== Your objective ==
Among the records that follow, find each line holding the word "コーヒー" and copy it.

== Recorded information ==
==========
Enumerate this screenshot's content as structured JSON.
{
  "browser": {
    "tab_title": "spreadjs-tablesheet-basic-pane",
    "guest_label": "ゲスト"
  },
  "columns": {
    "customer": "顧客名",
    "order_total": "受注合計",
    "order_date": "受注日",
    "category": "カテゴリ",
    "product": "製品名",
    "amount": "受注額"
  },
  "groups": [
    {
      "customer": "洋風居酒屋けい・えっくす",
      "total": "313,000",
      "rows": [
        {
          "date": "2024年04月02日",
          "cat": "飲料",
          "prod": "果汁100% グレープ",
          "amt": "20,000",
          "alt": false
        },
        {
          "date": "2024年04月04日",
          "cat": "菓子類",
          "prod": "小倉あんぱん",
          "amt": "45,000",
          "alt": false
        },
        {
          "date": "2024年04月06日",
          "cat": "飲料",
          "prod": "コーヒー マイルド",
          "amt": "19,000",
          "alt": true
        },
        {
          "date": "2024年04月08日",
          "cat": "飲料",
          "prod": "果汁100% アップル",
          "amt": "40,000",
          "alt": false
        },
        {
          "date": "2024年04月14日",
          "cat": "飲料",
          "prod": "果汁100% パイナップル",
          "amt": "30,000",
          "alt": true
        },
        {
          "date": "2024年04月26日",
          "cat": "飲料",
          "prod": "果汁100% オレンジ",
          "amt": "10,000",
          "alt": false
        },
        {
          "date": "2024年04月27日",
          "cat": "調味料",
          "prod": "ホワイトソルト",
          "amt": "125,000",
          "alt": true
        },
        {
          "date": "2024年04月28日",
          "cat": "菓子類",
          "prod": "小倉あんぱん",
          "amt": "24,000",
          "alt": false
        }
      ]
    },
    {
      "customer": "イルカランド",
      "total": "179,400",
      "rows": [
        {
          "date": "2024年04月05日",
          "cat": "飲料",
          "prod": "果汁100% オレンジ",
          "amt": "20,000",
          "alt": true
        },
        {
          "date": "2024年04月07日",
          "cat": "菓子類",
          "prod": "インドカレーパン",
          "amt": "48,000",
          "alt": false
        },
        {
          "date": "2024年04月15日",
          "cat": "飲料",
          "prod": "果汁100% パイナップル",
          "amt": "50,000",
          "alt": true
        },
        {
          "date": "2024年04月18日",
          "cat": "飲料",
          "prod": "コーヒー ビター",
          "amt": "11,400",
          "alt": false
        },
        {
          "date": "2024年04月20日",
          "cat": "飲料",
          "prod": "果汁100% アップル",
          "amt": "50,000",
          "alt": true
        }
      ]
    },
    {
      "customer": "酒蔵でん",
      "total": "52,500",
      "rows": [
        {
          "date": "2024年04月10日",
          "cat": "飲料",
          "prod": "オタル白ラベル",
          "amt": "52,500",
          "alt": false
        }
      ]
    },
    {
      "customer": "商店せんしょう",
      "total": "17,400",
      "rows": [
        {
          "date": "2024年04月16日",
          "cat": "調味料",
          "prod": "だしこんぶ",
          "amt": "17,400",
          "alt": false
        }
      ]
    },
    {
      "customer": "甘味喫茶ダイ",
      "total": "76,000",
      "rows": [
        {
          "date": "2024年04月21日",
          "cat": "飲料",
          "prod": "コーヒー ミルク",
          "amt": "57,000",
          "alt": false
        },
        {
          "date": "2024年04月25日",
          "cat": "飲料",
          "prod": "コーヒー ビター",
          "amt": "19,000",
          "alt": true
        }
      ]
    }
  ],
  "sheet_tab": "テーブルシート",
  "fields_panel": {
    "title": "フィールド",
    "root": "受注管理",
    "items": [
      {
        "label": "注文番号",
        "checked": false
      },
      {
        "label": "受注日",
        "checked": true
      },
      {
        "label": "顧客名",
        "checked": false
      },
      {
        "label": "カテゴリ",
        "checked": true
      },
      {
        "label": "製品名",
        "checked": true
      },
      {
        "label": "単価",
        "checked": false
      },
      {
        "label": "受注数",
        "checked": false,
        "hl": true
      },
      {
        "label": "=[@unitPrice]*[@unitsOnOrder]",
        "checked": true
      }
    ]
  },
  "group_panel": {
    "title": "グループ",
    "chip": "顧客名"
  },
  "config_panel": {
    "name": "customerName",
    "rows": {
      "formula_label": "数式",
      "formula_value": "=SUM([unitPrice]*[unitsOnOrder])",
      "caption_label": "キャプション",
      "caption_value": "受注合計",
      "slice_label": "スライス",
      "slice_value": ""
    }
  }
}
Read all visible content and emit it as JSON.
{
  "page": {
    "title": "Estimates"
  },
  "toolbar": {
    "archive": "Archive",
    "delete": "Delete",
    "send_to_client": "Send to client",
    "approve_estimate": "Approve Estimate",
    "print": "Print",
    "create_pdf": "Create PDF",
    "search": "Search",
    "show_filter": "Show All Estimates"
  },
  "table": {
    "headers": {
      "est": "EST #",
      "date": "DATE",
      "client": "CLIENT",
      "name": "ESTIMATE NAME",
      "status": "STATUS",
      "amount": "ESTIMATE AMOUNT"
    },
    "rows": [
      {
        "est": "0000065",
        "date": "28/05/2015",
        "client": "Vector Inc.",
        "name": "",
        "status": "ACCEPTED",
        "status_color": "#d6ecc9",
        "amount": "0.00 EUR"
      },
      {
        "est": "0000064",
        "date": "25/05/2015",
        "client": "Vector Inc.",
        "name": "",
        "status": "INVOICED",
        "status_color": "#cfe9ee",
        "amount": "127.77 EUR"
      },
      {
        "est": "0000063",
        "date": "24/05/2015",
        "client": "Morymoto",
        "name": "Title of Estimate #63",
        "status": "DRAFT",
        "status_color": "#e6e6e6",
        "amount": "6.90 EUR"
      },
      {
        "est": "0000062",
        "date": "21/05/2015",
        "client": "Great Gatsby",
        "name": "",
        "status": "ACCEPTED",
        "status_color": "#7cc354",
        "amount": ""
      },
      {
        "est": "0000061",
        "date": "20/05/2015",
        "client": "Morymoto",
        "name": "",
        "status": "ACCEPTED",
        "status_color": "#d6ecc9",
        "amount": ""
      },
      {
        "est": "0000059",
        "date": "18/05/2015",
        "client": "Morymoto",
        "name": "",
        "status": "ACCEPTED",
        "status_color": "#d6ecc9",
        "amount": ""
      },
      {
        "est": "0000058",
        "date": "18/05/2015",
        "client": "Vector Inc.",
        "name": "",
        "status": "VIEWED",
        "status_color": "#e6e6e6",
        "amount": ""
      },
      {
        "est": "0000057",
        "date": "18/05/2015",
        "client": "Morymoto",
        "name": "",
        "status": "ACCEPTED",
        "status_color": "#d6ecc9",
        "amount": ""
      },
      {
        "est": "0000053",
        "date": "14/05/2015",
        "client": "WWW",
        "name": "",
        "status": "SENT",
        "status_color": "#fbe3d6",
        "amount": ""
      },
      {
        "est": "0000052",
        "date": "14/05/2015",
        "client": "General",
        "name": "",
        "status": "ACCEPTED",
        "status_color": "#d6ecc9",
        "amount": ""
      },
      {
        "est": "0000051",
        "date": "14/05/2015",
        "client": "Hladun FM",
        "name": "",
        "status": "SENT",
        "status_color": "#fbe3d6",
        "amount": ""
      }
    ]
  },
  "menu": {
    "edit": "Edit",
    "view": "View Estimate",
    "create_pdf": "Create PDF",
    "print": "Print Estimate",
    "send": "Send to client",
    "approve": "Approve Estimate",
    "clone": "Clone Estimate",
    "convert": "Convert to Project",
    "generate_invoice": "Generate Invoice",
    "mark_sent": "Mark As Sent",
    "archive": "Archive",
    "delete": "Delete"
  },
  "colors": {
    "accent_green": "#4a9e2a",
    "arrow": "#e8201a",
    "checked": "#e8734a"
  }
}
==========
== Task result ==
          "prod": "コーヒー マイルド",
          "prod": "コーヒー ビター",
          "prod": "コーヒー ミルク",
          "prod": "コーヒー ビター",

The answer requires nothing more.